**Assignment**
Search the listing below for the string "Save", then copy every line it appears in.
**** Supplied data ****
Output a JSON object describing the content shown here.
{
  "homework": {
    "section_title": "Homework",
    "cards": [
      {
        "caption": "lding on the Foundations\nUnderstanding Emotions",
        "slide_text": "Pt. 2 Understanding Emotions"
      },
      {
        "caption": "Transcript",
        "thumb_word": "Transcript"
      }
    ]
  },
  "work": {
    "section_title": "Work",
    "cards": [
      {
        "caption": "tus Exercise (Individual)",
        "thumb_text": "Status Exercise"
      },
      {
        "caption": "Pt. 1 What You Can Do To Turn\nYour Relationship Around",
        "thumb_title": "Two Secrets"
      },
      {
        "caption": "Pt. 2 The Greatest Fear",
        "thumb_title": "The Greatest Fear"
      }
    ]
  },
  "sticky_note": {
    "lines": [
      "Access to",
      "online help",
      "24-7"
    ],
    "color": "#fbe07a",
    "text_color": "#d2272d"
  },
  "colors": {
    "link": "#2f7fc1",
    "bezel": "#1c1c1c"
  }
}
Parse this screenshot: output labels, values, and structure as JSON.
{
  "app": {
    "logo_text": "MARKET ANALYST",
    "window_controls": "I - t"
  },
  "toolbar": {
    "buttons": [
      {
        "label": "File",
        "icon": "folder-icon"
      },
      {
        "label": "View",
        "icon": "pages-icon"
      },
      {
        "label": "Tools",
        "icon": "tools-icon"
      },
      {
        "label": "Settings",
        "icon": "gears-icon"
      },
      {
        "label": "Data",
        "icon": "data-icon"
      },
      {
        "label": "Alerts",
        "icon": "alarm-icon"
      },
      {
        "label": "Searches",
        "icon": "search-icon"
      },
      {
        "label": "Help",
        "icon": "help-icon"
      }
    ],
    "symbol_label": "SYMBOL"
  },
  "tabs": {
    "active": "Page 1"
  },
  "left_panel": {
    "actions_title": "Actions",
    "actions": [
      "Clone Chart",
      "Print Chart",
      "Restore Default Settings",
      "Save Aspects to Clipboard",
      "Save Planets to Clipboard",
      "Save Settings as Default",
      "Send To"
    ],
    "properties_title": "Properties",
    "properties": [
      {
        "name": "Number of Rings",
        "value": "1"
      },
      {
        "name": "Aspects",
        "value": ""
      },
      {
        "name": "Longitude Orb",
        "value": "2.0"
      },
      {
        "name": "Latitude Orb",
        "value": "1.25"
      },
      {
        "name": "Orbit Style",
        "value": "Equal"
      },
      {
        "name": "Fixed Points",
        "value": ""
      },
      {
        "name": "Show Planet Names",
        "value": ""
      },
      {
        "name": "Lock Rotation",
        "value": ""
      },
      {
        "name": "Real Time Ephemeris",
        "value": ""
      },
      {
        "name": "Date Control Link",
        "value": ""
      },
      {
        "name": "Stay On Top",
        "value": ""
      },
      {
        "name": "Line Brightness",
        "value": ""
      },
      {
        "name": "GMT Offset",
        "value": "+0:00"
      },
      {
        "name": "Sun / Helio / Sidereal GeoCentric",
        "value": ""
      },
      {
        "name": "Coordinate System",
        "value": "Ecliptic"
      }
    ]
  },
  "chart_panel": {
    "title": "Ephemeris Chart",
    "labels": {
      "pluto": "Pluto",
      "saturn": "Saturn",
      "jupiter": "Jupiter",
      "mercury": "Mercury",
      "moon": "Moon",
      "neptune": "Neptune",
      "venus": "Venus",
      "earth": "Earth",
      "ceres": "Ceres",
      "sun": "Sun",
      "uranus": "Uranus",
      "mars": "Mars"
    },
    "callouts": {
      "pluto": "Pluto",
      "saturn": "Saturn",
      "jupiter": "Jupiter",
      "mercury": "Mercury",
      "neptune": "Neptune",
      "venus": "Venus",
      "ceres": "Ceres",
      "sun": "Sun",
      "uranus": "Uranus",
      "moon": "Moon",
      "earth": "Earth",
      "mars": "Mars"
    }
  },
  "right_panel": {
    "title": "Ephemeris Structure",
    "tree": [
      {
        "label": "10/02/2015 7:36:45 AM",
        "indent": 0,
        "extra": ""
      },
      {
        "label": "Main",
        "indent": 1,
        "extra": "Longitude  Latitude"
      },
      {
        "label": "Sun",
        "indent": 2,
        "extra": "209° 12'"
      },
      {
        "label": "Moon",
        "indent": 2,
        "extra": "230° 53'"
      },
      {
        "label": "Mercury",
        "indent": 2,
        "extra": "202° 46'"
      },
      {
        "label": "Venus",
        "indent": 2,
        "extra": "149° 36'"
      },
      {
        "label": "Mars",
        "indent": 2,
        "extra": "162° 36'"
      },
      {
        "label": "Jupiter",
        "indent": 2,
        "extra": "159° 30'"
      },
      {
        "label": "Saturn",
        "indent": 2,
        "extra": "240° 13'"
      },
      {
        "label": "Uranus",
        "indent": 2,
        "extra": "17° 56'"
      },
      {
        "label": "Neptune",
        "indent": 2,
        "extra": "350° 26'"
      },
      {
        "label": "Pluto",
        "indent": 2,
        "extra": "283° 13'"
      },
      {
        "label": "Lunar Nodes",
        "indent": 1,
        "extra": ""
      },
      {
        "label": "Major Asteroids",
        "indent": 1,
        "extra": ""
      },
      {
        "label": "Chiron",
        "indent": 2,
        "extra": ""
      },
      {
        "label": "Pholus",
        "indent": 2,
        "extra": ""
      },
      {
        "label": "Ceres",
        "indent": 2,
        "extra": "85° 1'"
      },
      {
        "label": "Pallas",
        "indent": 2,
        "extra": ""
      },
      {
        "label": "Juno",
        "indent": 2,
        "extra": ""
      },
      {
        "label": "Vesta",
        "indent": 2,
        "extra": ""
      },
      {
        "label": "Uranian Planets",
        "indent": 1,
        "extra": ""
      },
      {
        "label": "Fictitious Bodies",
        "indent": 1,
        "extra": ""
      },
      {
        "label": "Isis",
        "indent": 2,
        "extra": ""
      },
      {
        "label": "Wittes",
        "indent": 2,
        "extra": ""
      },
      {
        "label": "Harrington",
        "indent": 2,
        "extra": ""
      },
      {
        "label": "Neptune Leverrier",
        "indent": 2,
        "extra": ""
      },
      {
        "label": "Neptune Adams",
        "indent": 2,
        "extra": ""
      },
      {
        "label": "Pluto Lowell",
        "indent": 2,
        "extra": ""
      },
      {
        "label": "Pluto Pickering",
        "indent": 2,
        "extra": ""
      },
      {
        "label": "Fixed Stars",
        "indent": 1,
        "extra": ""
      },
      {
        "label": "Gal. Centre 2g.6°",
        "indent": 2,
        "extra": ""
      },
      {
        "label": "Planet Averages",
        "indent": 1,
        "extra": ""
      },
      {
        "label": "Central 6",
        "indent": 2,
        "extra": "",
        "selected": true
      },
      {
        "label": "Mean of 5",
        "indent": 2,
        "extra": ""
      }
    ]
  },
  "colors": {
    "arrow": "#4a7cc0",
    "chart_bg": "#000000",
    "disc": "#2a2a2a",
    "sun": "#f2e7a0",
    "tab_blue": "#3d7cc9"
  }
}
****
**Answer area**
      "Save Aspects to Clipboard",
      "Save Planets to Clipboard",
      "Save Settings as Default",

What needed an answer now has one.